    1. Yeah, the tower fix seems to have worked out quite nicely. I've only cranked it over one time, back in January when I had to do a fix on the 6 meter antenna, but it went about as smoothly as anything can.

      Since nobody has ever lived through one of these pole flips, we really don't have much evidence of how long they take and what happens. I'd say it'll be cool to be the first people to ever watch one but it might take longer than humans with our puny little lifespans can watch.

    2. In the 1980s I found a chart I haven't found since. None of the geologists or geophysicists I asked had seen the chart.

      The chart showed bands of pole reversals as found in core samples from around the world. Down through the eras and epochs there have been many reversals. The chart showed an irregularity in time between reversals and duration of any particular reversal. Noted was a reversal then in a geologic instant, a reversal again. Other instances showed a very long time between reversals.

      (I'm purposefully vague on time scale because I simply do not recall.)

      The core samples revealed a surprising feature. Some of the pole reversals occured quite suddenly. Like human history sudden.

      FYI: if one should search, the chart showed a series of stripes in black and white. The colors indicated which period was north up, north down respectively. The stripes were arranged in vertical column, top of chart youngest age, bottom oldest.

    3. I've seen something like that; I mean, similar cores and times but I doubt it was the same one you mention.

      I've also listened to guys who study this stuff talk on it and the thing that strikes me is the irregularity of it. I mean, we see the pole move fast like it has in the last (? not sure) 20 or 50 years and assume it will continue. These guys say that the movement will change speeds during any given transition. It could slow or stop moving at any time - or speed up.

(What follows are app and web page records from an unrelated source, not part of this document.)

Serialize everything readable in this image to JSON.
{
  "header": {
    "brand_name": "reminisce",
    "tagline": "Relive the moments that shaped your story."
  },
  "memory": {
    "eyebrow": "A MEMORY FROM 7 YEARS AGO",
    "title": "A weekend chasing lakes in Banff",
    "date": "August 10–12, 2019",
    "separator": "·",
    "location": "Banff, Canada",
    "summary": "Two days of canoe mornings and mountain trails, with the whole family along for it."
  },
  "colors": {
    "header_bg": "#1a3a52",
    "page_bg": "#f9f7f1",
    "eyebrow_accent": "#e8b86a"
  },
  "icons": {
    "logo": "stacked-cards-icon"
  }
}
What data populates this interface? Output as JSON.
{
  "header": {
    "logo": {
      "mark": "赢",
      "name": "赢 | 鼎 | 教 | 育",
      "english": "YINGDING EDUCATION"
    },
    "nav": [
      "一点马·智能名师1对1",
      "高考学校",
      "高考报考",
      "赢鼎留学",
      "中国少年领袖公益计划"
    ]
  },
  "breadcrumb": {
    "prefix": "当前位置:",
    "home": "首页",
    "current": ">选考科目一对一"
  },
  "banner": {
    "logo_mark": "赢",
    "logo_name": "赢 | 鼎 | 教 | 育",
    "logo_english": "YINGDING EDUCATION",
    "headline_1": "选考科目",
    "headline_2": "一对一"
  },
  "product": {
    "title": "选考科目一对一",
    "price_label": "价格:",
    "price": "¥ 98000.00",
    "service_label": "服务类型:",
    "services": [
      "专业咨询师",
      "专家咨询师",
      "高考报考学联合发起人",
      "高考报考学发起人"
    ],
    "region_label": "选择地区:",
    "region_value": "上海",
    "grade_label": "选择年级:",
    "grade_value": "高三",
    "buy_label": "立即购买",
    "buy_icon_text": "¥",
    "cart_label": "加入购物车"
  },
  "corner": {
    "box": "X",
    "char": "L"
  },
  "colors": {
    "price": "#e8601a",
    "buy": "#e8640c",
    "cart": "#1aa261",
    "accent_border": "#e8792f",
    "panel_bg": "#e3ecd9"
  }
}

      As hardcore empiricist, I really don't think the idea that a pole flip is an "any day now" event can be supported. Yes, we know they flip. Yes, we know "we're overdue" (again, based on what?). Would I take the bet that it's going to flip before the economic collapse, such that I should clean out my savings to somehow prepare? I don't think so.